What you will do. What you write must be the listing below in full, word for word, minus its pictures.

*** Opening of Excerpted data ***

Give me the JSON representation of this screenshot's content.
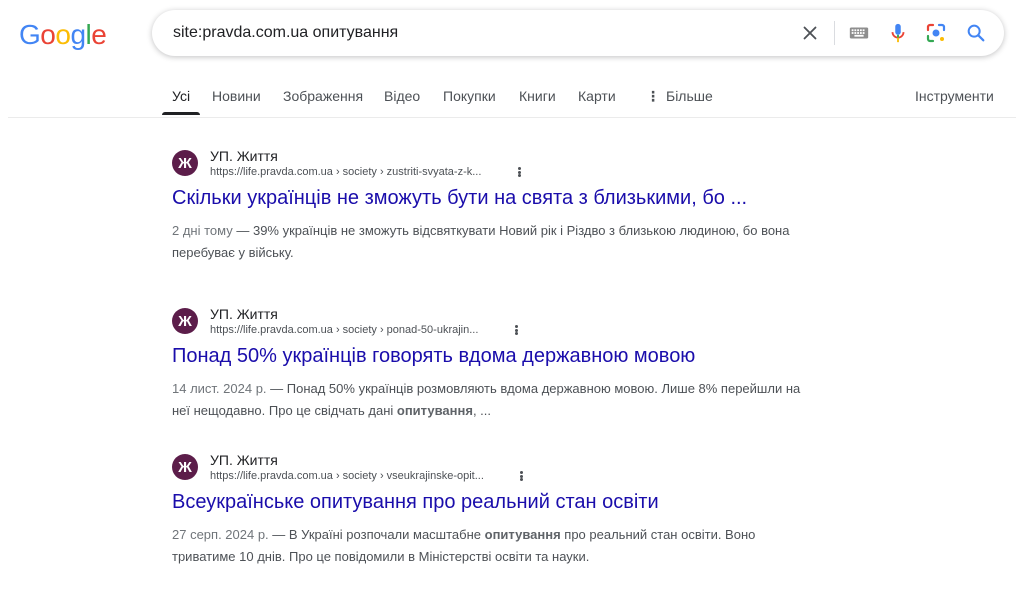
{
  "logo": {
    "letters": [
      "G",
      "o",
      "o",
      "g",
      "l",
      "e"
    ]
  },
  "search": {
    "query": "site:pravda.com.ua опитування",
    "icons": [
      "close-icon",
      "keyboard-icon",
      "mic-icon",
      "lens-icon",
      "search-icon"
    ]
  },
  "tabs": [
    {
      "label": "Усі",
      "active": true
    },
    {
      "label": "Новини"
    },
    {
      "label": "Зображення"
    },
    {
      "label": "Відео"
    },
    {
      "label": "Покупки"
    },
    {
      "label": "Книги"
    },
    {
      "label": "Карти"
    },
    {
      "label": "Більше"
    },
    {
      "label": "Інструменти"
    }
  ],
  "results": [
    {
      "favicon_letter": "Ж",
      "site_name": "УП. Життя",
      "url": "https://life.pravda.com.ua › society › zustriti-svyata-z-k...",
      "title": "Скільки українців не зможуть бути на свята з близькими, бо ...",
      "date": "2 дні тому",
      "snippet_1": " — 39% українців не зможуть відсвяткувати Новий рік і Різдво з близькою людиною, бо вона перебуває у війську."
    },
    {
      "favicon_letter": "Ж",
      "site_name": "УП. Життя",
      "url": "https://life.pravda.com.ua › society › ponad-50-ukrajin...",
      "title": "Понад 50% українців говорять вдома державною мовою",
      "date": "14 лист. 2024 р.",
      "snippet_1": " — Понад 50% українців розмовляють вдома державною мовою. Лише 8% перейшли на неї нещодавно. Про це свідчать дані ",
      "snippet_bold": "опитування",
      "snippet_2": ", ..."
    },
    {
      "favicon_letter": "Ж",
      "site_name": "УП. Життя",
      "url": "https://life.pravda.com.ua › society › vseukrajinske-opit...",
      "title": "Всеукраїнське опитування про реальний стан освіти",
      "date": "27 серп. 2024 р.",
      "snippet_1": " — В Україні розпочали масштабне ",
      "snippet_bold": "опитування",
      "snippet_2": " про реальний стан освіти. Воно триватиме 10 днів. Про це повідомили в Міністерстві освіти та науки."
    }
  ],
  "colors": {
    "link": "#1a0dab",
    "favicon_bg": "#5c1d4a",
    "google_blue": "#4285f4",
    "google_red": "#ea4335",
    "google_yellow": "#fbbc05",
    "google_green": "#34a853"
  }
}
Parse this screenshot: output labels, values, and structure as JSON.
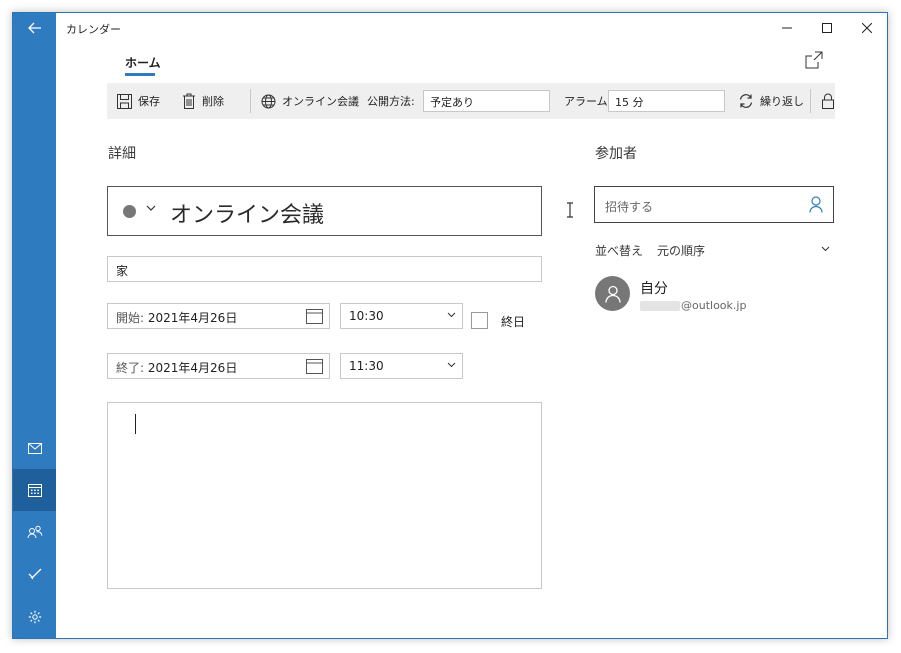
{
  "window": {
    "title": "カレンダー"
  },
  "ribbon": {
    "tab_home": "ホーム"
  },
  "toolbar": {
    "save": "保存",
    "delete": "削除",
    "online_meeting": "オンライン会議",
    "visibility_label": "公開方法:",
    "visibility_value": "予定あり",
    "alarm_label": "アラーム:",
    "alarm_value": "15 分",
    "repeat": "繰り返し"
  },
  "details": {
    "heading": "詳細",
    "event_title": "オンライン会議",
    "location": "家",
    "start_label": "開始:",
    "start_date": "2021年4月26日",
    "start_time": "10:30",
    "end_label": "終了:",
    "end_date": "2021年4月26日",
    "end_time": "11:30",
    "all_day": "終日"
  },
  "attendees": {
    "heading": "参加者",
    "invite_placeholder": "招待する",
    "sort_label": "並べ替え",
    "sort_value": "元の順序",
    "list": [
      {
        "name": "自分",
        "email": "@outlook.jp"
      }
    ]
  },
  "colors": {
    "accent": "#2f7bc0",
    "rail_active": "#1f5f9c",
    "toolbar_bg": "#efefef"
  }
}
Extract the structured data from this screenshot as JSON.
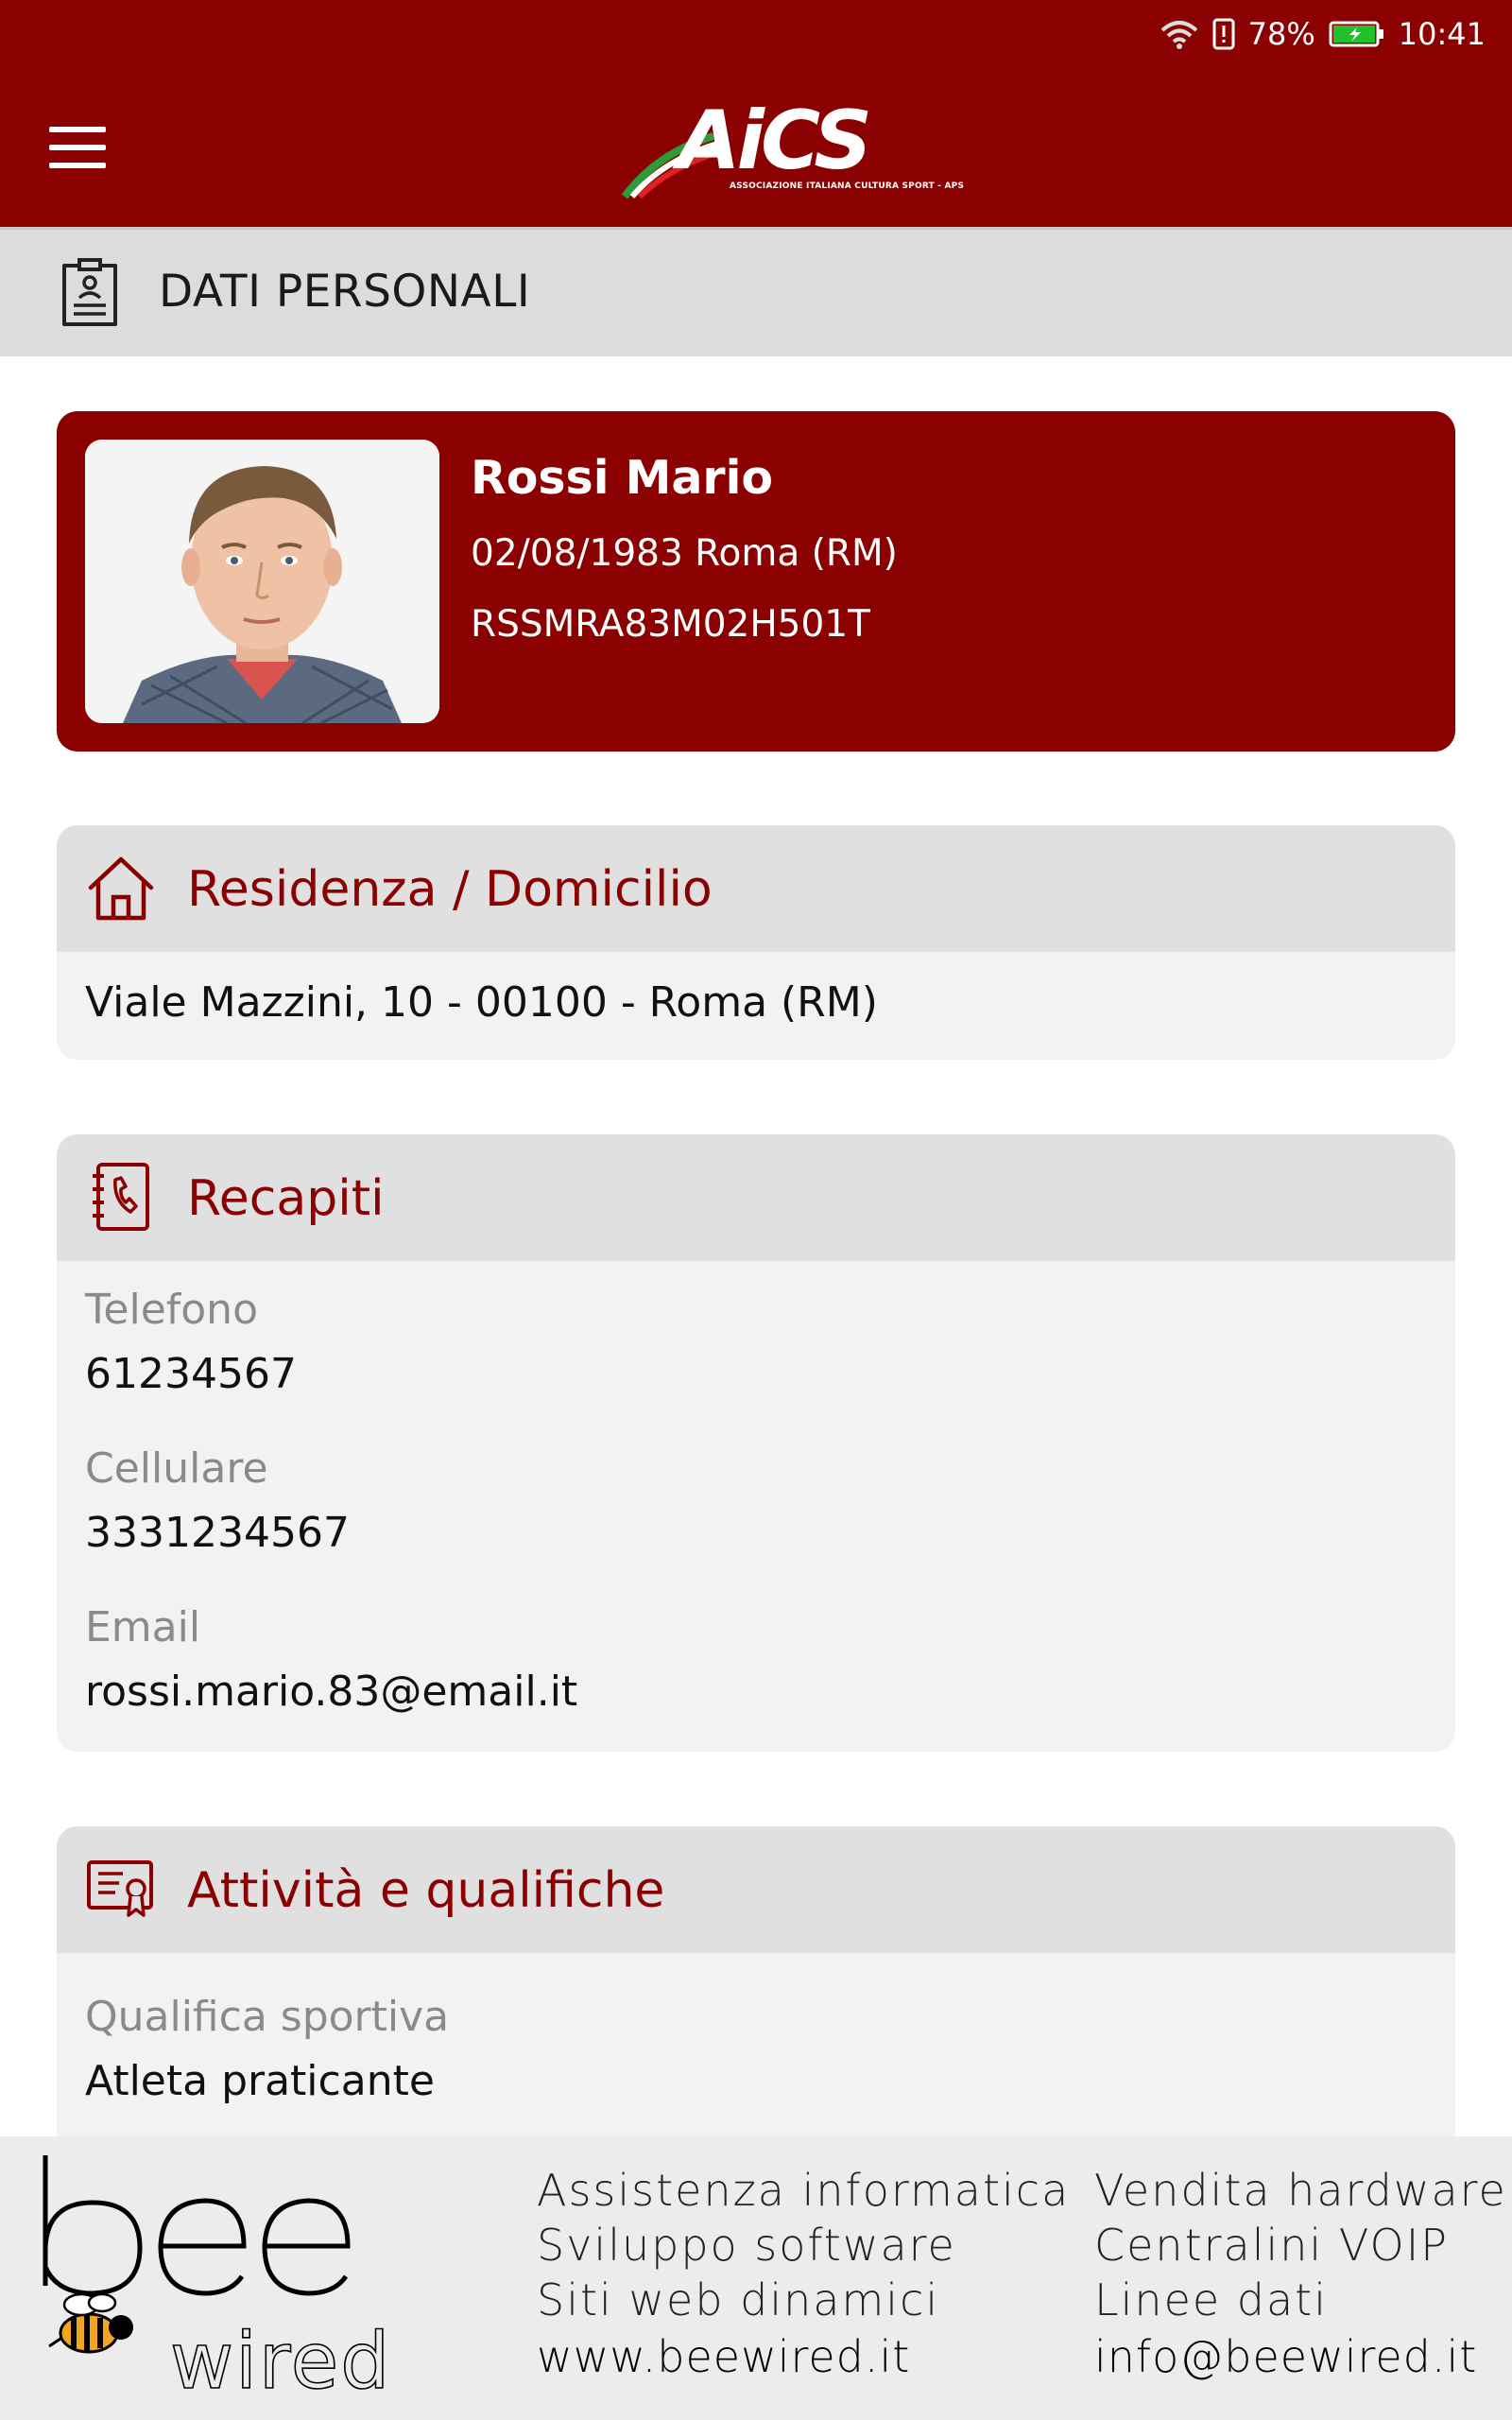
{
  "status_bar": {
    "battery": "78%",
    "time": "10:41"
  },
  "header": {
    "logo_text": "AiCS",
    "logo_subtitle": "ASSOCIAZIONE ITALIANA CULTURA SPORT - APS"
  },
  "section": {
    "title": "DATI PERSONALI"
  },
  "profile": {
    "name": "Rossi Mario",
    "birth": "02/08/1983 Roma (RM)",
    "fiscal_code": "RSSMRA83M02H501T"
  },
  "residence": {
    "title": "Residenza / Domicilio",
    "address": "Viale Mazzini, 10 - 00100 - Roma (RM)"
  },
  "contacts": {
    "title": "Recapiti",
    "phone_label": "Telefono",
    "phone": "61234567",
    "mobile_label": "Cellulare",
    "mobile": "3331234567",
    "email_label": "Email",
    "email": "rossi.mario.83@email.it"
  },
  "activities": {
    "title": "Attività e qualifiche",
    "qualification_label": "Qualifica sportiva",
    "qualification": "Atleta praticante"
  },
  "footer": {
    "brand_top": "bee",
    "brand_bottom": "wired",
    "col1": [
      "Assistenza informatica",
      "Sviluppo software",
      "Siti web dinamici",
      "www.beewired.it"
    ],
    "col2": [
      "Vendita hardware",
      "Centralini VOIP",
      "Linee dati",
      "info@beewired.it"
    ]
  },
  "colors": {
    "brand": "#8b0000",
    "section_bar": "#dcdcdc",
    "card_bg": "#f2f2f2"
  }
}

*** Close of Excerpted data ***

Result of this task.
Give me the JSON representation of this screenshot's content.
{
  "logo": {
    "letters": [
      "G",
      "o",
      "o",
      "g",
      "l",
      "e"
    ]
  },
  "search": {
    "query": "site:pravda.com.ua опитування",
    "icons": [
      "close-icon",
      "keyboard-icon",
      "mic-icon",
      "lens-icon",
      "search-icon"
    ]
  },
  "tabs": [
    {
      "label": "Усі",
      "active": true
    },
    {
      "label": "Новини"
    },
    {
      "label": "Зображення"
    },
    {
      "label": "Відео"
    },
    {
      "label": "Покупки"
    },
    {
      "label": "Книги"
    },
    {
      "label": "Карти"
    },
    {
      "label": "Більше"
    },
    {
      "label": "Інструменти"
    }
  ],
  "results": [
    {
      "favicon_letter": "Ж",
      "site_name": "УП. Життя",
      "url": "https://life.pravda.com.ua › society › zustriti-svyata-z-k...",
      "title": "Скільки українців не зможуть бути на свята з близькими, бо ...",
      "date": "2 дні тому",
      "snippet_1": " — 39% українців не зможуть відсвяткувати Новий рік і Різдво з близькою людиною, бо вона перебуває у війську."
    },
    {
      "favicon_letter": "Ж",
      "site_name": "УП. Життя",
      "url": "https://life.pravda.com.ua › society › ponad-50-ukrajin...",
      "title": "Понад 50% українців говорять вдома державною мовою",
      "date": "14 лист. 2024 р.",
      "snippet_1": " — Понад 50% українців розмовляють вдома державною мовою. Лише 8% перейшли на неї нещодавно. Про це свідчать дані ",
      "snippet_bold": "опитування",
      "snippet_2": ", ..."
    },
    {
      "favicon_letter": "Ж",
      "site_name": "УП. Життя",
      "url": "https://life.pravda.com.ua › society › vseukrajinske-opit...",
      "title": "Всеукраїнське опитування про реальний стан освіти",
      "date": "27 серп. 2024 р.",
      "snippet_1": " — В Україні розпочали масштабне ",
      "snippet_bold": "опитування",
      "snippet_2": " про реальний стан освіти. Воно триватиме 10 днів. Про це повідомили в Міністерстві освіти та науки."
    }
  ],
  "colors": {
    "link": "#1a0dab",
    "favicon_bg": "#5c1d4a",
    "google_blue": "#4285f4",
    "google_red": "#ea4335",
    "google_yellow": "#fbbc05",
    "google_green": "#34a853"
  }
}
Parse this screenshot: output labels, values, and structure as JSON.
{
  "window": {
    "title": "カレンダー"
  },
  "ribbon": {
    "tab_home": "ホーム"
  },
  "toolbar": {
    "save": "保存",
    "delete": "削除",
    "online_meeting": "オンライン会議",
    "visibility_label": "公開方法:",
    "visibility_value": "予定あり",
    "alarm_label": "アラーム:",
    "alarm_value": "15 分",
    "repeat": "繰り返し"
  },
  "details": {
    "heading": "詳細",
    "event_title": "オンライン会議",
    "location": "家",
    "start_label": "開始:",
    "start_date": "2021年4月26日",
    "start_time": "10:30",
    "end_label": "終了:",
    "end_date": "2021年4月26日",
    "end_time": "11:30",
    "all_day": "終日"
  },
  "attendees": {
    "heading": "参加者",
    "invite_placeholder": "招待する",
    "sort_label": "並べ替え",
    "sort_value": "元の順序",
    "list": [
      {
        "name": "自分",
        "email": "@outlook.jp"
      }
    ]
  },
  "colors": {
    "accent": "#2f7bc0",
    "rail_active": "#1f5f9c",
    "toolbar_bg": "#efefef"
  }
}
Extract the structured data from this screenshot as JSON.
{
  "status_bar": {
    "battery": "78%",
    "time": "10:41"
  },
  "header": {
    "logo_text": "AiCS",
    "logo_subtitle": "ASSOCIAZIONE ITALIANA CULTURA SPORT - APS"
  },
  "section": {
    "title": "DATI PERSONALI"
  },
  "profile": {
    "name": "Rossi Mario",
    "birth": "02/08/1983 Roma (RM)",
    "fiscal_code": "RSSMRA83M02H501T"
  },
  "residence": {
    "title": "Residenza / Domicilio",
    "address": "Viale Mazzini, 10 - 00100 - Roma (RM)"
  },
  "contacts": {
    "title": "Recapiti",
    "phone_label": "Telefono",
    "phone": "61234567",
    "mobile_label": "Cellulare",
    "mobile": "3331234567",
    "email_label": "Email",
    "email": "rossi.mario.83@email.it"
  },
  "activities": {
    "title": "Attività e qualifiche",
    "qualification_label": "Qualifica sportiva",
    "qualification": "Atleta praticante"
  },
  "footer": {
    "brand_top": "bee",
    "brand_bottom": "wired",
    "col1": [
      "Assistenza informatica",
      "Sviluppo software",
      "Siti web dinamici",
      "www.beewired.it"
    ],
    "col2": [
      "Vendita hardware",
      "Centralini VOIP",
      "Linee dati",
      "info@beewired.it"
    ]
  },
  "colors": {
    "brand": "#8b0000",
    "section_bar": "#dcdcdc",
    "card_bg": "#f2f2f2"
  }
}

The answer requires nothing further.